Even though the results of so many districts were a foregone conclusion Al-Ahram was keen to urge voters to turn up at the polls. To a large extent this was due to the fact that these elections also stood out from its predecessors by being the direct elections instead of the two-tier system that had been in operation before. Thus, one editorial wrote, "By virtue of his ballot the voter becomes a participant in the legislative authority and an author of its creation as the legislative authority -- the parliament -- is the representative of the nation and the translator of its ideas. It is thus the duty of every Egyptian to himself and to his nation to avail himself of his right to vote."
As part of this campaign Al-Ahram launched a contest in which participants had to guess how many voters would turn out to the polls on 2 May. Naturally, too, of course, the contest would increase sales, as participants had to cut out and fill in the form published in the paper. The newspaper offered a total of LE250 in prizes: LE150 to the contestant whose guess was closest to the actual turnout figure, LE50 to the runner-up, LE20 to the third runner up, LE10 to the fourth and LE1 to the next 20.
On 7 May Al-Ahram published the returns. The Wafd Party won 159 seats, the Liberal Constitutionalists 17, the People's Party eight, the Ittihad five, the Saadist Wafd four, and the National Party three. Nineteen seats went to independents. "In other words, a total of 56 seats went to non-Wafdist candidates," it added.

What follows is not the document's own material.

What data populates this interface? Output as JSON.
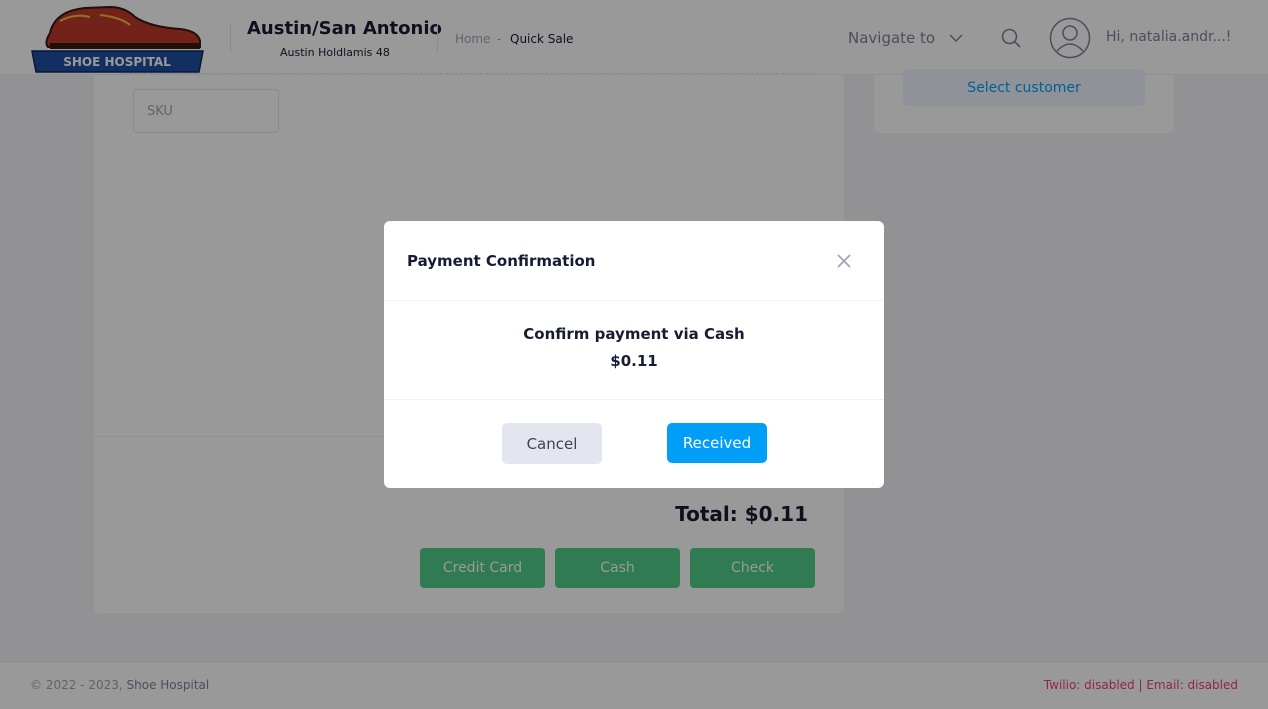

The newspaper concluded its election coverage with some "interesting facts". Daqahliya had been the least competitive directorate as 12 out of its 18 seats had been uncontested. The most competitive was Sharqiya with only three of its 17 seats having been uncontested. The Maghagha district had the highest voter turnout and Cairo the lowest. The candidate who received the highest number of votes was Abdallah El-Maloum from Maghagha. At the opposite end of the scale was Habib El- Shaqanqiri of Menouf who received only seven votes. One's heart has to go out to the latter, for not only did he lose his nomination deposit, most of his closest friends and neighbours did not cast their vote for him, making him a rather ignominious entry into the Egyptian book of electoral records.